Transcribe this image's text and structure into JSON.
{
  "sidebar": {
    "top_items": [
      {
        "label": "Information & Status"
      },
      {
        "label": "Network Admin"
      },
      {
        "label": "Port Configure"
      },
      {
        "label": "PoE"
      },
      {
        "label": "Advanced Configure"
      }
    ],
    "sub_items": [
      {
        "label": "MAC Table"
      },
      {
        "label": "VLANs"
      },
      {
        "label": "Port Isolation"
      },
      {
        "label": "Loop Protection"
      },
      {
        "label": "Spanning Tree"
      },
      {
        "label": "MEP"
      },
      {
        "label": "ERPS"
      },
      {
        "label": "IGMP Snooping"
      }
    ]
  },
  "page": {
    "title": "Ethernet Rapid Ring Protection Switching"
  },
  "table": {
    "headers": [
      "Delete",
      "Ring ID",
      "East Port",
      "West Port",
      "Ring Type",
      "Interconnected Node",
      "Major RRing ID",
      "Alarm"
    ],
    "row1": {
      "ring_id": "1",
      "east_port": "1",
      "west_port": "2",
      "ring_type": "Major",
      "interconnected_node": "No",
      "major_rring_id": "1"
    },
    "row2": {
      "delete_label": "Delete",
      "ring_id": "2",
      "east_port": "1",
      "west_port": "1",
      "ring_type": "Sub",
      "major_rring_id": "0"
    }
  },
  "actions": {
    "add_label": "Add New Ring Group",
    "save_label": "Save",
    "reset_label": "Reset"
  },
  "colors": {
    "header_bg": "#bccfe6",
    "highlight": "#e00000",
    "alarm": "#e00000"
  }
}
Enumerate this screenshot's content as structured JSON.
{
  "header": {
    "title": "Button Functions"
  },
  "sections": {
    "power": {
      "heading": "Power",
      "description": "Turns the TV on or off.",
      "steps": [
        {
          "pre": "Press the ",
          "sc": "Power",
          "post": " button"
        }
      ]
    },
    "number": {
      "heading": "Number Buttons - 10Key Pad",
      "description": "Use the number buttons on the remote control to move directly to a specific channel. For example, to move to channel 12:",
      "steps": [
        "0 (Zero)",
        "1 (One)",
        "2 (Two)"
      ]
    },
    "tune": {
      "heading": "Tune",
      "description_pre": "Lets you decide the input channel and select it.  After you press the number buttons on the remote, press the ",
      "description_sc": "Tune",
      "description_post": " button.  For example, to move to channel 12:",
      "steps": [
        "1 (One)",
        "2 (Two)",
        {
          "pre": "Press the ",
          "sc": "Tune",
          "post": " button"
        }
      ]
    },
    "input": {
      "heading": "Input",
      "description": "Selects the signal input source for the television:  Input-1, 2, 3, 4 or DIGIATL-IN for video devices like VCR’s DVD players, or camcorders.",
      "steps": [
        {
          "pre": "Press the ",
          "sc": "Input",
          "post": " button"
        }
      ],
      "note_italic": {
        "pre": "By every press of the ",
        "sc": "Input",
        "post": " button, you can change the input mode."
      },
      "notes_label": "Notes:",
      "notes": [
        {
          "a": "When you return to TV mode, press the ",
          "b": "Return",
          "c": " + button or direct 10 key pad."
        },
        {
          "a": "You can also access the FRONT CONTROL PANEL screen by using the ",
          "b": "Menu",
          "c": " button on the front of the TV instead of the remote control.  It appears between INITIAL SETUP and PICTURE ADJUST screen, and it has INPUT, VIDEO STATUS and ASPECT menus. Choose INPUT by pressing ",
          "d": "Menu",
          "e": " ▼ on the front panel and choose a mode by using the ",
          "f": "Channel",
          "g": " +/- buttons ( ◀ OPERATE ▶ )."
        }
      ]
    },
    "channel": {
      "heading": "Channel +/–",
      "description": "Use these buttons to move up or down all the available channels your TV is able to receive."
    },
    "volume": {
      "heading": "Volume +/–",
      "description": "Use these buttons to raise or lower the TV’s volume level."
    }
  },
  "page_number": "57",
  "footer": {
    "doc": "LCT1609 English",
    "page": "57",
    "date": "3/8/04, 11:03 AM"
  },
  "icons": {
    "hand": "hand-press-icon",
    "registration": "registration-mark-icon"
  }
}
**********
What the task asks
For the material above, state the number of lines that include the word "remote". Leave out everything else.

Solution below
3